Pet owners understand something that people without pets cannot understand – our pets literally become part of the family. So when a precious pet goes missing it’s quite traumatic for the family and particularly that member of the family that most identifies with the animal (Tim’s Bambi likes to stress everyone out by charging through any open door and bolting like a convict during a prison break – but we always find him wandering blindly and aimlessly two doors down). The Klotz family has been believing God for the safe return of Max (Maximus Decimus Meridius) from “gladiator” fame who, as I understand it, has been missing for a couple of weeks. Having been raised with an adventurous tabby colored tom cat, I knew when I heard about Max (and saw his feline wanted posters all over the neighborhood) that he was probably out trying to sharpen his fighting skills and conquer the south end of the city of Murray.
Max made his way home today to the delight of a very appreciative family (and a certain man of the house). I felt the same way when Tiger returned home after weeks and weeks of prowling around. I remember looking every night for Tiger to show up. I always thought he was alright but I could never be sure. Then one day he came prancing up the driveway, apparently laying waste to every rival cat in town that would dare challenge him (neighbors would tell me later that my cat was a bully to the other cats in the neighborhood – I can’t help it if they raised wimpy cats).

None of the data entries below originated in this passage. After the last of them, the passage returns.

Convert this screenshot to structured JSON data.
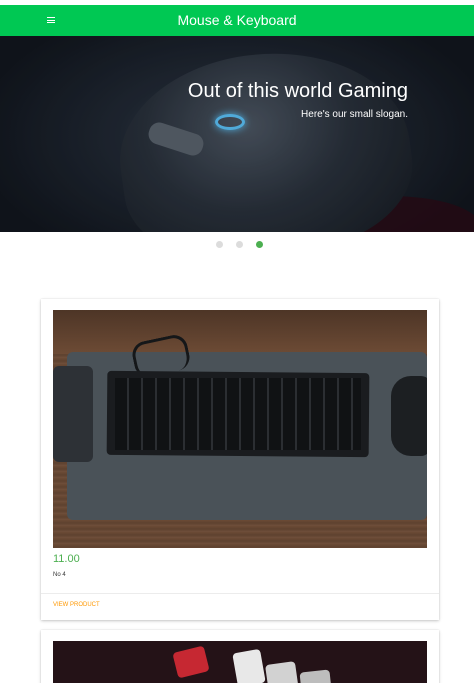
{
  "appbar": {
    "title": "Mouse & Keyboard",
    "menu_icon": "hamburger-menu-icon",
    "color": "#00c853"
  },
  "hero": {
    "title": "Out of this world Gaming",
    "subtitle": "Here's our small slogan.",
    "slide_count": 3,
    "active_slide": 3
  },
  "products": [
    {
      "price": "11.00",
      "name": "No 4",
      "action_label": "VIEW PRODUCT"
    }
  ],
  "colors": {
    "accent": "#4caf50",
    "link": "#ff9800"
  }
}
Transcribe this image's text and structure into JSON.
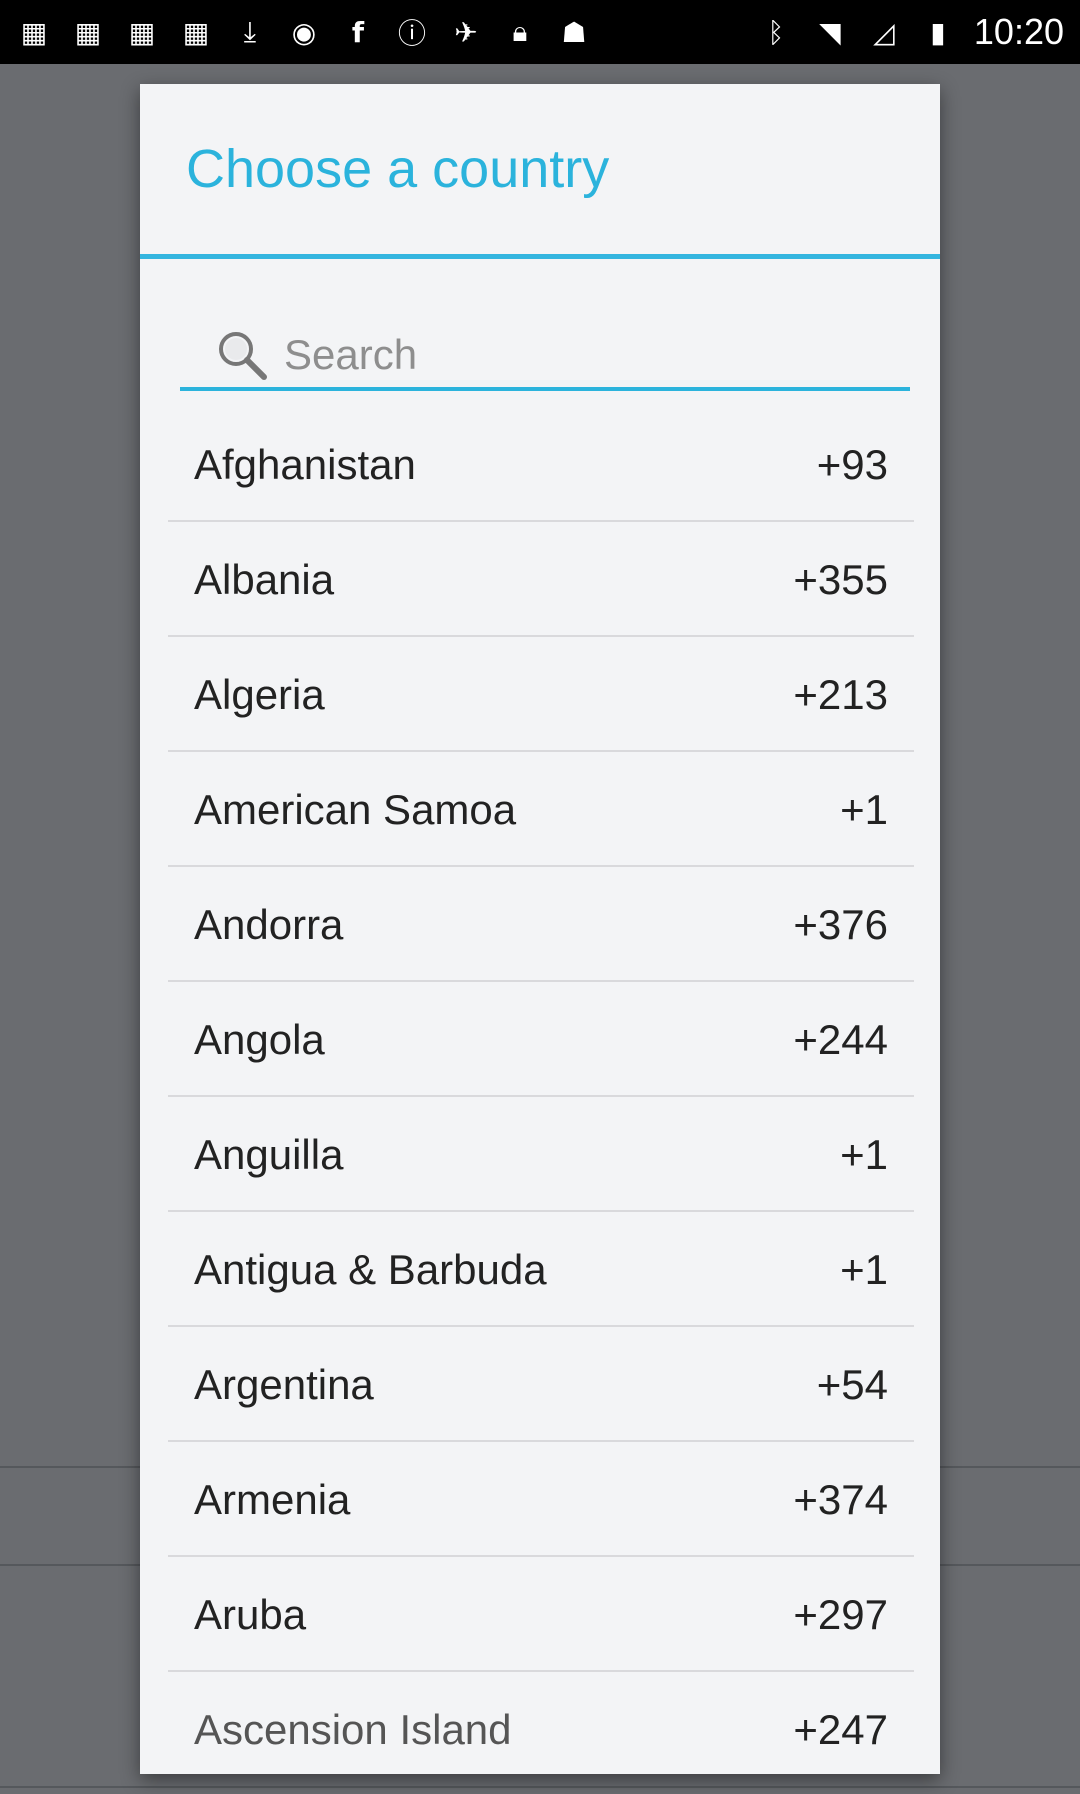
{
  "statusbar": {
    "time": "10:20",
    "icons_left": [
      "grid-icon",
      "grid-icon",
      "grid-icon",
      "grid-icon",
      "download-icon",
      "hotspot-icon",
      "facebook-icon",
      "info-icon",
      "satellite-icon",
      "lock-icon",
      "android-icon"
    ],
    "icons_right": [
      "bluetooth-icon",
      "wifi-icon",
      "no-signal-icon",
      "battery-charging-icon"
    ]
  },
  "modal": {
    "title": "Choose a country",
    "search": {
      "placeholder": "Search",
      "value": ""
    },
    "countries": [
      {
        "name": "Afghanistan",
        "code": "+93"
      },
      {
        "name": "Albania",
        "code": "+355"
      },
      {
        "name": "Algeria",
        "code": "+213"
      },
      {
        "name": "American Samoa",
        "code": "+1"
      },
      {
        "name": "Andorra",
        "code": "+376"
      },
      {
        "name": "Angola",
        "code": "+244"
      },
      {
        "name": "Anguilla",
        "code": "+1"
      },
      {
        "name": "Antigua & Barbuda",
        "code": "+1"
      },
      {
        "name": "Argentina",
        "code": "+54"
      },
      {
        "name": "Armenia",
        "code": "+374"
      },
      {
        "name": "Aruba",
        "code": "+297"
      },
      {
        "name": "Ascension Island",
        "code": "+247"
      }
    ]
  },
  "colors": {
    "accent": "#2bb3dc",
    "modal_bg": "#f3f4f6",
    "backdrop": "#6a6c70"
  }
}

Following the Max saga reminds me of how the Father feels when one of his kids goes missing. The story of the Prodigal Son reveals the heart of God that longs for the return of his child. The return of a family pet pales in comparison to the exuberance and pleasure it brings the Lord when we get tired of catting around and return home where we belong, but thanks Max for reminding us of the Father’s love.